The State of the Game

For ten years now many professionals in the golf business have been looking to diversify as a buffer to a stagnant golf industry.   Looking everywhere for more legs to add to the stool while trying to stay engaged in the core work that they are passionate about but for which there appeared to be shrinking demand.  Had golf just been overbuilt or had society changed and left golf behind?  Probably a bit of both.  The competition that was created was fierce and many golf facilities, golf companies and golf consultants did not make it.  The golf participation statistics had many questioning whether golf was a dying sport.  In fact, it had many questioning whether it made sense to be in the golf business at all.  The sell off of both private and public golf facilities has fueled a remarkable surge in the growth and development of golf course management and ownership companies.

The noteworthy thing about the downturn in golf is that from this negative we may have learned some things that will help us revitalize the golf business.  This troubling period has forced us to re-examine every aspect of the golf business and discover new ways to nurture this centuries old game back to health and in an exciting new direction.  But we had to answer some questions of which these are just a few.

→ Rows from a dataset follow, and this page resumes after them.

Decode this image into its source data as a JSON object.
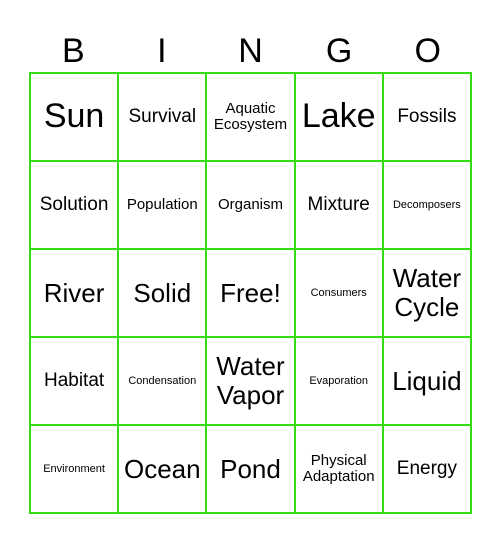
{
  "header": [
    "B",
    "I",
    "N",
    "G",
    "O"
  ],
  "border_color": "#33dd11",
  "cells": [
    "Sun",
    "Survival",
    "Aquatic Ecosystem",
    "Lake",
    "Fossils",
    "Solution",
    "Population",
    "Organism",
    "Mixture",
    "Decomposers",
    "River",
    "Solid",
    "Free!",
    "Consumers",
    "Water Cycle",
    "Habitat",
    "Condensation",
    "Water Vapor",
    "Evaporation",
    "Liquid",
    "Environment",
    "Ocean",
    "Pond",
    "Physical Adaptation",
    "Energy"
  ]
}
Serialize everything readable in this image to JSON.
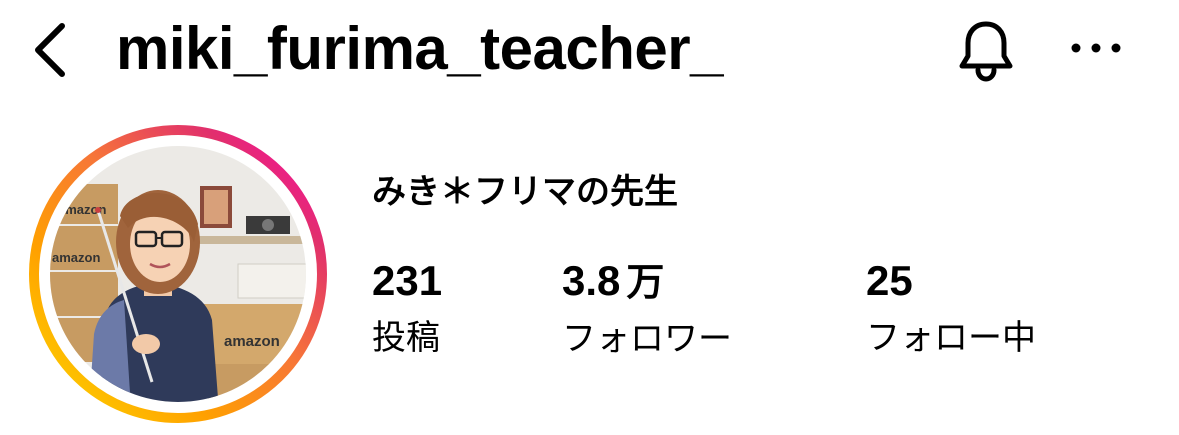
{
  "header": {
    "username": "miki_furima_teacher_",
    "back_icon": "chevron-left-icon",
    "bell_icon": "bell-icon",
    "more_icon": "more-horizontal-icon"
  },
  "profile": {
    "display_name": "みき＊フリマの先生",
    "avatar": {
      "ring_colors": [
        "#FEDA00",
        "#F77737",
        "#E1306C",
        "#C13584",
        "#FF00B4"
      ],
      "box_text": "amazon"
    },
    "stats": {
      "posts": {
        "value": "231",
        "label": "投稿"
      },
      "followers": {
        "value": "3.8",
        "unit": "万",
        "label": "フォロワー"
      },
      "following": {
        "value": "25",
        "label": "フォロー中"
      }
    }
  }
}
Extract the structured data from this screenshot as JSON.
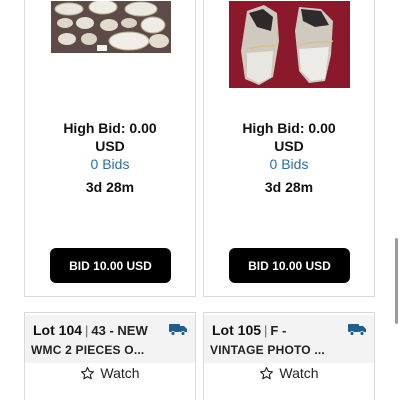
{
  "cards_top": [
    {
      "image_alt": "china dishes set",
      "high_bid_label": "High Bid: 0.00",
      "currency": "USD",
      "bids_label": "0 Bids",
      "time_left": "3d 28m",
      "bid_button_label": "BID 10.00 USD"
    },
    {
      "image_alt": "vintage shoes",
      "high_bid_label": "High Bid: 0.00",
      "currency": "USD",
      "bids_label": "0 Bids",
      "time_left": "3d 28m",
      "bid_button_label": "BID 10.00 USD"
    }
  ],
  "cards_bottom": [
    {
      "lot_number": "Lot 104",
      "lot_code": "43 - NEW",
      "title_line2": "WMC 2 PIECES O...",
      "watch_label": "Watch"
    },
    {
      "lot_number": "Lot 105",
      "lot_code": "F -",
      "title_line2": "VINTAGE PHOTO ...",
      "watch_label": "Watch"
    }
  ],
  "colors": {
    "link": "#2a6ea6",
    "button_bg": "#000000",
    "button_text": "#ffffff",
    "truck_icon": "#1f5f8f"
  },
  "icons": {
    "shipping": "truck-icon",
    "watch": "star-outline-icon"
  }
}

How do we better introduce kids to the game?  
The short course with holes ranging from 30 to 125 yards is one that everyone can play and afford.  There is a great one at Pecan Hollow Golf Course.

How do we get millennials interested in golf? 
To better fit their lifestyle introduce shorter golf play options (6, 9 and 12 holes), simpler rules, music in carts and technology into the mix.

How do we encourage women to play golf! 
It is important for them to have the right equipment and golf courses designed for learning the game without the intimidating atmosphere.  There is a fun par 30 nine hole golf course and onsite club fitting at Watters Creek.

How do we make golf practice more fun and interactive?  The best way is to provide larger practice ranges and short game areas with multiple options, angles and distinct targets.  Midland Country Club is a great example of a practice facility with something for everyone.

How do we reduce the cost of maintenance and the use of water?  We can easily stop mowing from fence line to fence line and begin increasing non-maintained area without slowing down or negatively affecting play.

It's not that these amenities and strategies were not being created or addressed before 2008, but certainly we are less focused on the ROI potential of innovative golf strategies and more on providing the golf customer what they want.  There was a press release shared on the PGA of America website yesterday, which happened to be National Golf Day.  WE ARE GOLF, a coalition of the game’s leading associations and industry partners unveiled its new U.S. Golf Economy Report at the National Press Club in Washington, D. C.  The study, conducted by TEConomy partners, reported a 22% rise in activity directly driven by golf in 2016 compared to 2011.  Let's hope this is a sign that we are making an impact and that we are beginning to provide for an express lane into the game of golf.  It is a great game and can provide a lifetime of fun and friendships!

Golf Insights are written by Steve Wolfard. Steve is the chief principal designer and partner at Wolfard Golf Design. He focuses on architecture, routing, construction, agronomics and how these elements impact both the playability of the game he has loved his entire life and the business of the golf courses he has worked or collaborated on. Wolfard brings a personal and balanced approach to his clients that is built on trust as their project partner.    To learn how Steve can help your next project contact him directly at: